### Problem statement
Write back every line of the listing exactly, excluding images.

┄┄┄┄┄┄

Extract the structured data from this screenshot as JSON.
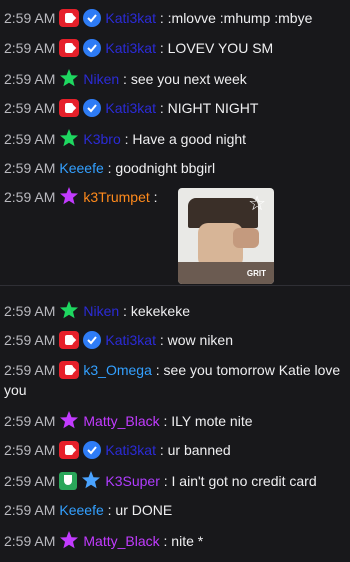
{
  "messages": [
    {
      "time": "2:59 AM",
      "badges": [
        "youtube-icon",
        "verified-icon"
      ],
      "user": "Kati3kat",
      "userColor": "#2b2bd6",
      "text": ":mlovve :mhump :mbye"
    },
    {
      "time": "2:59 AM",
      "badges": [
        "youtube-icon",
        "verified-icon"
      ],
      "user": "Kati3kat",
      "userColor": "#2b2bd6",
      "text": "LOVEV YOU SM"
    },
    {
      "time": "2:59 AM",
      "badges": [
        "green-star-icon"
      ],
      "user": "Niken",
      "userColor": "#2b2bd6",
      "text": "see you next week"
    },
    {
      "time": "2:59 AM",
      "badges": [
        "youtube-icon",
        "verified-icon"
      ],
      "user": "Kati3kat",
      "userColor": "#2b2bd6",
      "text": "NIGHT NIGHT"
    },
    {
      "time": "2:59 AM",
      "badges": [
        "green-star-icon"
      ],
      "user": "K3bro",
      "userColor": "#2b2bd6",
      "text": "Have a good night"
    },
    {
      "time": "2:59 AM",
      "badges": [],
      "user": "Keeefe",
      "userColor": "#33a0ff",
      "text": "goodnight bbgirl"
    },
    {
      "time": "2:59 AM",
      "badges": [
        "purple-star-icon"
      ],
      "user": "k3Trumpet",
      "userColor": "#ff8a1c",
      "text": ""
    },
    {
      "time": "2:59 AM",
      "badges": [
        "green-star-icon"
      ],
      "user": "Niken",
      "userColor": "#2b2bd6",
      "text": "kekekeke"
    },
    {
      "time": "2:59 AM",
      "badges": [
        "youtube-icon",
        "verified-icon"
      ],
      "user": "Kati3kat",
      "userColor": "#2b2bd6",
      "text": "wow niken"
    },
    {
      "time": "2:59 AM",
      "badges": [
        "youtube-icon"
      ],
      "user": "k3_Omega",
      "userColor": "#33a0ff",
      "text": "see you tomorrow Katie love you"
    },
    {
      "time": "2:59 AM",
      "badges": [
        "purple-star-icon"
      ],
      "user": "Matty_Black",
      "userColor": "#c23bff",
      "text": "ILY mote nite"
    },
    {
      "time": "2:59 AM",
      "badges": [
        "youtube-icon",
        "verified-icon"
      ],
      "user": "Kati3kat",
      "userColor": "#2b2bd6",
      "text": "ur banned"
    },
    {
      "time": "2:59 AM",
      "badges": [
        "shield-icon",
        "blue-star-icon"
      ],
      "user": "K3Super",
      "userColor": "#b03cff",
      "text": "I ain't got no credit card"
    },
    {
      "time": "2:59 AM",
      "badges": [],
      "user": "Keeefe",
      "userColor": "#33a0ff",
      "text": "ur DONE"
    },
    {
      "time": "2:59 AM",
      "badges": [
        "purple-star-icon"
      ],
      "user": "Matty_Black",
      "userColor": "#c23bff",
      "text": "nite *"
    }
  ],
  "emote": {
    "watermark": "GRIT"
  }
}
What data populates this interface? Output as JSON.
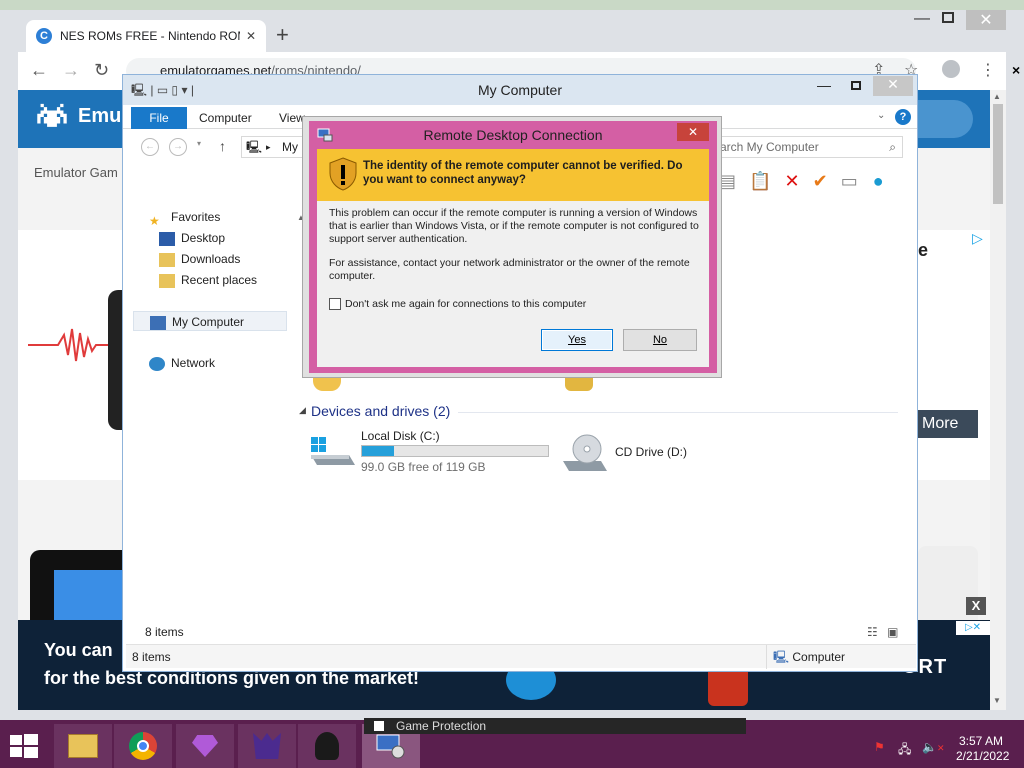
{
  "browser": {
    "tab_title": "NES ROMs FREE - Nintendo ROM",
    "tab_favicon_letter": "C",
    "url_domain": "emulatorgames.net",
    "url_path": "/roms/nintendo/"
  },
  "website": {
    "brand": "Emul",
    "breadcrumb": "Emulator Gam",
    "ad_partial_text": "e",
    "more_label": "More",
    "ad_line1": "You can",
    "ad_line2": "for the best conditions given on the market!",
    "ad_line3": "ORT",
    "ad_close": "X"
  },
  "explorer": {
    "title": "My Computer",
    "tabs": {
      "file": "File",
      "computer": "Computer",
      "view": "View"
    },
    "address": "My C",
    "search_placeholder": "arch My Computer",
    "nav": {
      "favorites": "Favorites",
      "desktop": "Desktop",
      "downloads": "Downloads",
      "recent": "Recent places",
      "mycomputer": "My Computer",
      "network": "Network"
    },
    "group_header": "Devices and drives (2)",
    "drives": [
      {
        "name": "Local Disk (C:)",
        "free": "99.0 GB free of 119 GB",
        "used_fraction": 0.17
      },
      {
        "name": "CD Drive (D:)"
      }
    ],
    "item_count": "8 items",
    "status_items": "8 items",
    "status_location": "Computer"
  },
  "rdp": {
    "title": "Remote Desktop Connection",
    "warning": "The identity of the remote computer cannot be verified. Do you want to connect anyway?",
    "p1": "This problem can occur if the remote computer is running a version of Windows that is earlier than Windows Vista, or if the remote computer is not configured to support server authentication.",
    "p2": "For assistance, contact your network administrator or the owner of the remote computer.",
    "checkbox_label": "Don't ask me again for connections to this computer",
    "yes": "Yes",
    "no": "No"
  },
  "taskbar": {
    "tooltip": "Game Protection",
    "time": "3:57 AM",
    "date": "2/21/2022"
  },
  "colors": {
    "explorer_accent": "#1979ca",
    "rdp_frame": "#d45fa4",
    "rdp_banner": "#f6c232",
    "taskbar": "#5a1f4e",
    "site_header": "#1e73b8",
    "drive_bar": "#26a0da"
  }
}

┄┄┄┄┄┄

### Exercise answer
Extract the structured data from this screenshot as JSON.
{
  "messages": [
    {
      "time": "2:59 AM",
      "badges": [
        "youtube-icon",
        "verified-icon"
      ],
      "user": "Kati3kat",
      "userColor": "#2b2bd6",
      "text": ":mlovve :mhump :mbye"
    },
    {
      "time": "2:59 AM",
      "badges": [
        "youtube-icon",
        "verified-icon"
      ],
      "user": "Kati3kat",
      "userColor": "#2b2bd6",
      "text": "LOVEV YOU SM"
    },
    {
      "time": "2:59 AM",
      "badges": [
        "green-star-icon"
      ],
      "user": "Niken",
      "userColor": "#2b2bd6",
      "text": "see you next week"
    },
    {
      "time": "2:59 AM",
      "badges": [
        "youtube-icon",
        "verified-icon"
      ],
      "user": "Kati3kat",
      "userColor": "#2b2bd6",
      "text": "NIGHT NIGHT"
    },
    {
      "time": "2:59 AM",
      "badges": [
        "green-star-icon"
      ],
      "user": "K3bro",
      "userColor": "#2b2bd6",
      "text": "Have a good night"
    },
    {
      "time": "2:59 AM",
      "badges": [],
      "user": "Keeefe",
      "userColor": "#33a0ff",
      "text": "goodnight bbgirl"
    },
    {
      "time": "2:59 AM",
      "badges": [
        "purple-star-icon"
      ],
      "user": "k3Trumpet",
      "userColor": "#ff8a1c",
      "text": ""
    },
    {
      "time": "2:59 AM",
      "badges": [
        "green-star-icon"
      ],
      "user": "Niken",
      "userColor": "#2b2bd6",
      "text": "kekekeke"
    },
    {
      "time": "2:59 AM",
      "badges": [
        "youtube-icon",
        "verified-icon"
      ],
      "user": "Kati3kat",
      "userColor": "#2b2bd6",
      "text": "wow niken"
    },
    {
      "time": "2:59 AM",
      "badges": [
        "youtube-icon"
      ],
      "user": "k3_Omega",
      "userColor": "#33a0ff",
      "text": "see you tomorrow Katie love you"
    },
    {
      "time": "2:59 AM",
      "badges": [
        "purple-star-icon"
      ],
      "user": "Matty_Black",
      "userColor": "#c23bff",
      "text": "ILY mote nite"
    },
    {
      "time": "2:59 AM",
      "badges": [
        "youtube-icon",
        "verified-icon"
      ],
      "user": "Kati3kat",
      "userColor": "#2b2bd6",
      "text": "ur banned"
    },
    {
      "time": "2:59 AM",
      "badges": [
        "shield-icon",
        "blue-star-icon"
      ],
      "user": "K3Super",
      "userColor": "#b03cff",
      "text": "I ain't got no credit card"
    },
    {
      "time": "2:59 AM",
      "badges": [],
      "user": "Keeefe",
      "userColor": "#33a0ff",
      "text": "ur DONE"
    },
    {
      "time": "2:59 AM",
      "badges": [
        "purple-star-icon"
      ],
      "user": "Matty_Black",
      "userColor": "#c23bff",
      "text": "nite *"
    }
  ],
  "emote": {
    "watermark": "GRIT"
  }
}
What data populates this interface? Output as JSON.
{
  "browser": {
    "tab_title": "NES ROMs FREE - Nintendo ROM",
    "tab_favicon_letter": "C",
    "url_domain": "emulatorgames.net",
    "url_path": "/roms/nintendo/"
  },
  "website": {
    "brand": "Emul",
    "breadcrumb": "Emulator Gam",
    "ad_partial_text": "e",
    "more_label": "More",
    "ad_line1": "You can",
    "ad_line2": "for the best conditions given on the market!",
    "ad_line3": "ORT",
    "ad_close": "X"
  },
  "explorer": {
    "title": "My Computer",
    "tabs": {
      "file": "File",
      "computer": "Computer",
      "view": "View"
    },
    "address": "My C",
    "search_placeholder": "arch My Computer",
    "nav": {
      "favorites": "Favorites",
      "desktop": "Desktop",
      "downloads": "Downloads",
      "recent": "Recent places",
      "mycomputer": "My Computer",
      "network": "Network"
    },
    "group_header": "Devices and drives (2)",
    "drives": [
      {
        "name": "Local Disk (C:)",
        "free": "99.0 GB free of 119 GB",
        "used_fraction": 0.17
      },
      {
        "name": "CD Drive (D:)"
      }
    ],
    "item_count": "8 items",
    "status_items": "8 items",
    "status_location": "Computer"
  },
  "rdp": {
    "title": "Remote Desktop Connection",
    "warning": "The identity of the remote computer cannot be verified. Do you want to connect anyway?",
    "p1": "This problem can occur if the remote computer is running a version of Windows that is earlier than Windows Vista, or if the remote computer is not configured to support server authentication.",
    "p2": "For assistance, contact your network administrator or the owner of the remote computer.",
    "checkbox_label": "Don't ask me again for connections to this computer",
    "yes": "Yes",
    "no": "No"
  },
  "taskbar": {
    "tooltip": "Game Protection",
    "time": "3:57 AM",
    "date": "2/21/2022"
  },
  "colors": {
    "explorer_accent": "#1979ca",
    "rdp_frame": "#d45fa4",
    "rdp_banner": "#f6c232",
    "taskbar": "#5a1f4e",
    "site_header": "#1e73b8",
    "drive_bar": "#26a0da"
  }
}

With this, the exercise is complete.